** Web page and app entries **
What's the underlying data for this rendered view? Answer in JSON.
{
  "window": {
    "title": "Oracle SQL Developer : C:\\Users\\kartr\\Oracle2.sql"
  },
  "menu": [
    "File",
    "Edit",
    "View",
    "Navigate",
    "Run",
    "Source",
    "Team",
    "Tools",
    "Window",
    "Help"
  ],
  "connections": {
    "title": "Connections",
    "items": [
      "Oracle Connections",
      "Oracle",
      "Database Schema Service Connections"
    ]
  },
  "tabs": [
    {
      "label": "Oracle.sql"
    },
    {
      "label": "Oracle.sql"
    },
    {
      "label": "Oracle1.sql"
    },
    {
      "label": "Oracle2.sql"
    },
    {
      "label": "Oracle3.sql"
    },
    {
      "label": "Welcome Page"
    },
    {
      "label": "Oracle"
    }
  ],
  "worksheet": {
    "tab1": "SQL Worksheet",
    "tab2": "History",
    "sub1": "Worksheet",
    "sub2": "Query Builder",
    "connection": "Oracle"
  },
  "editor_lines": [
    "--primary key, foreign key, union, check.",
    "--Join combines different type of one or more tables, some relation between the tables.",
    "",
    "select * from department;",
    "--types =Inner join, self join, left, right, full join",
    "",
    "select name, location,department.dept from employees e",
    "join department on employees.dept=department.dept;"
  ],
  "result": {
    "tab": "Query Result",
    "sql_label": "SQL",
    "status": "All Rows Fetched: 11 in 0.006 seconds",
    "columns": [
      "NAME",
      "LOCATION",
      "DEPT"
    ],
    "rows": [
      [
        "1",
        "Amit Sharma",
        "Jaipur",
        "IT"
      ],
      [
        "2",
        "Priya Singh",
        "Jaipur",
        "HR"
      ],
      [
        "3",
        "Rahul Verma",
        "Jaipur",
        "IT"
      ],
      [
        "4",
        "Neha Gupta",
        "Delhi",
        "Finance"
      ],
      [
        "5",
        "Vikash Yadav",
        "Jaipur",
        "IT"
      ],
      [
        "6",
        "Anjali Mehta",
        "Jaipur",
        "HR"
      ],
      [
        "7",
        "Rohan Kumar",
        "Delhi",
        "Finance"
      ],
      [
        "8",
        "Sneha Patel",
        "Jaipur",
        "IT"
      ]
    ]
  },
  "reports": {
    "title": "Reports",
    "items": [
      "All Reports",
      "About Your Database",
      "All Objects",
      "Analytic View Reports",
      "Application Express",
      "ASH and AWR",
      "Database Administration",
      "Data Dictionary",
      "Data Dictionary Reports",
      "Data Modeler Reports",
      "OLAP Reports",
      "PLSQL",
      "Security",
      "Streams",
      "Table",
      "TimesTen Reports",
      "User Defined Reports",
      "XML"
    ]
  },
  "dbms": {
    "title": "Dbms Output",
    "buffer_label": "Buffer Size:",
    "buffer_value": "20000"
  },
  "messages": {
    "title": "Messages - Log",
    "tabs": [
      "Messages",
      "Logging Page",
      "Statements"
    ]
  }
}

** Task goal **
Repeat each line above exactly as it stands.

** Exercise response **
What's the underlying data for this rendered view? Answer in JSON.
{
  "window": {
    "title": "Oracle SQL Developer : C:\\Users\\kartr\\Oracle2.sql"
  },
  "menu": [
    "File",
    "Edit",
    "View",
    "Navigate",
    "Run",
    "Source",
    "Team",
    "Tools",
    "Window",
    "Help"
  ],
  "connections": {
    "title": "Connections",
    "items": [
      "Oracle Connections",
      "Oracle",
      "Database Schema Service Connections"
    ]
  },
  "tabs": [
    {
      "label": "Oracle.sql"
    },
    {
      "label": "Oracle.sql"
    },
    {
      "label": "Oracle1.sql"
    },
    {
      "label": "Oracle2.sql"
    },
    {
      "label": "Oracle3.sql"
    },
    {
      "label": "Welcome Page"
    },
    {
      "label": "Oracle"
    }
  ],
  "worksheet": {
    "tab1": "SQL Worksheet",
    "tab2": "History",
    "sub1": "Worksheet",
    "sub2": "Query Builder",
    "connection": "Oracle"
  },
  "editor_lines": [
    "--primary key, foreign key, union, check.",
    "--Join combines different type of one or more tables, some relation between the tables.",
    "",
    "select * from department;",
    "--types =Inner join, self join, left, right, full join",
    "",
    "select name, location,department.dept from employees e",
    "join department on employees.dept=department.dept;"
  ],
  "result": {
    "tab": "Query Result",
    "sql_label": "SQL",
    "status": "All Rows Fetched: 11 in 0.006 seconds",
    "columns": [
      "NAME",
      "LOCATION",
      "DEPT"
    ],
    "rows": [
      [
        "1",
        "Amit Sharma",
        "Jaipur",
        "IT"
      ],
      [
        "2",
        "Priya Singh",
        "Jaipur",
        "HR"
      ],
      [
        "3",
        "Rahul Verma",
        "Jaipur",
        "IT"
      ],
      [
        "4",
        "Neha Gupta",
        "Delhi",
        "Finance"
      ],
      [
        "5",
        "Vikash Yadav",
        "Jaipur",
        "IT"
      ],
      [
        "6",
        "Anjali Mehta",
        "Jaipur",
        "HR"
      ],
      [
        "7",
        "Rohan Kumar",
        "Delhi",
        "Finance"
      ],
      [
        "8",
        "Sneha Patel",
        "Jaipur",
        "IT"
      ]
    ]
  },
  "reports": {
    "title": "Reports",
    "items": [
      "All Reports",
      "About Your Database",
      "All Objects",
      "Analytic View Reports",
      "Application Express",
      "ASH and AWR",
      "Database Administration",
      "Data Dictionary",
      "Data Dictionary Reports",
      "Data Modeler Reports",
      "OLAP Reports",
      "PLSQL",
      "Security",
      "Streams",
      "Table",
      "TimesTen Reports",
      "User Defined Reports",
      "XML"
    ]
  },
  "dbms": {
    "title": "Dbms Output",
    "buffer_label": "Buffer Size:",
    "buffer_value": "20000"
  },
  "messages": {
    "title": "Messages - Log",
    "tabs": [
      "Messages",
      "Logging Page",
      "Statements"
    ]
  }
}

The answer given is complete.